A witness in Bass Lake court on Tuesday testified he managed to escape an alleged attack that killed a woman north of Oakhurst last November, and described the accused murderer’s actions as “cowardly” and “not human.”
George Taylor-Windsor, 26, is charged with the murder of 23-year-old Jessica Nelson and attempted murder of Reid Kallenberg on Nov. 15, when prosecutors say he became enraged over being ignored by the mother of his child and went on a furious stabbing spree inside a pickup truck.
Michael Ross entered Tuesday’s hearing in a red jumpsuit, a result of his transfer from Florida where he faces unrelated criminal theft charges. Ross was riding in the front passenger seat, with Nelson, of a Ford F250 driven by Kallenberg while Taylor-Windsor rode in the back on that fateful November night.
Ross said he had met the three only days previously. Working as a ground foreman of a crew contracted through Mowbray’s Tree Service, Ross said he eventually offered Taylor-Windsor a job. Kallenberg and possibly Nelson were also seeking work in the industry, Ross said.
Earlier evidence showed Taylor-Windsor had recently moved from Wyoming to California, while Kallenberg was from Auburn and Nelson from Foresthill.
As the group traveled to Chukchansi Gold Resort & Casino to gamble, which Ross said was his idea, Kallenberg asked Taylor-Windsor, who was trying unsuccessfully to get in touch with his child’s mother, to dim his phone.
“I remember clearly the phone lighting his face,” Ross said of Taylor-Windsor, later describing his facial expression as “blank, like there was nobody home.” “Then George started swinging.”
Ross testified he didn’t see a knife in Taylor-Windsor’s hand as he took “multiple swings” at Nelson. Pathologist testimony at previous hearings, and prosecution’s opening statement Monday, indicated Nelson died from 11 stab wounds and other injuries. Kallenberg was also stabbed several times and suffered punctured lungs and fractured ribs.

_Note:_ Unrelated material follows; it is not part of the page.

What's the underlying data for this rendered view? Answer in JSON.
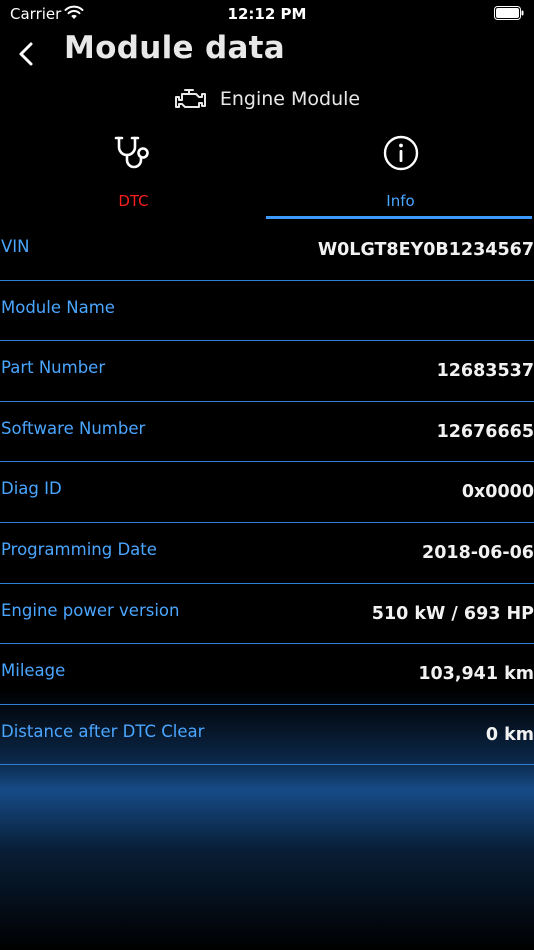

Through questioning by lead prosecutor John Baker, with assistance from co-counsel Paul Hornick - both of the Madera County District Attorney’s Office - Ross said he never saw Nelson or Kallenberg attack Taylor-Windsor. He also said he never saw a gun or ammunition.
Taylor-Windsor’s defense has claimed Kallenberg pointed a gun at Taylor-Windsor, and that Nelson injected him with a syringe, which forced him to strike out in self defense.
Ross managed to jump out of the truck as it slowed down, out of fears the vehicle was going to go over a cliff near Highway 41 and River Falls Road, he said. The truck instead swerved and hit a rocky hillside.
Ross said he ran up to the truck and saw “someone still swinging,” though he wasn’t able to tell if it was Taylor-Windsor. He said he saw Taylor-Windsor get out of the truck, and run down the road.
Ross then left the scene to head back to the chalet at Bass Lake, and got a ride from someone called the “Cowboy Preacher.” When asked why he didn’t help, or work out a way to phone authorities, he said he was “freaked out.”
“I’m still freaked out about that night,” Ross said. “I’ve never seen anything like it ... it was cowardly. Not human. Not normal.”
Craig Collins of Madera firm Richard A. Ciummo & Associates, representing Taylor-Windsor with co-counsel Katie Reed, began cross examination by pressing Ross on the motivations for his testimony.
Ross admitted he did ask the Madera County District Attorney’s Office if his testimony would be used to help his criminal proceedings in Florida, which was unsuccessful. When asked how he felt about that, Ross got testy with Collins.
“I’m upset about being in a cell for a week without a shower or a phone call,” Ross said. “That’s what I’m getting mad about if you’d like to know, sir.”
Ross has previously been convicted of attempted burglary and assault with a deadly weapon.
When Collins asked about not seeing a knife, Ross provided more details.
“I didn’t see a knife, and in fact I was shocked there was a knife at all,” Ross said.
The case continues at 9:30 a.m. tomorrow inside the Bass Lake Division of Madera County Superior Court.
Taylor-Windsor, if convicted, faces 37 years to life in prison. He is being held in Madera County Jail on $3.1 million bail.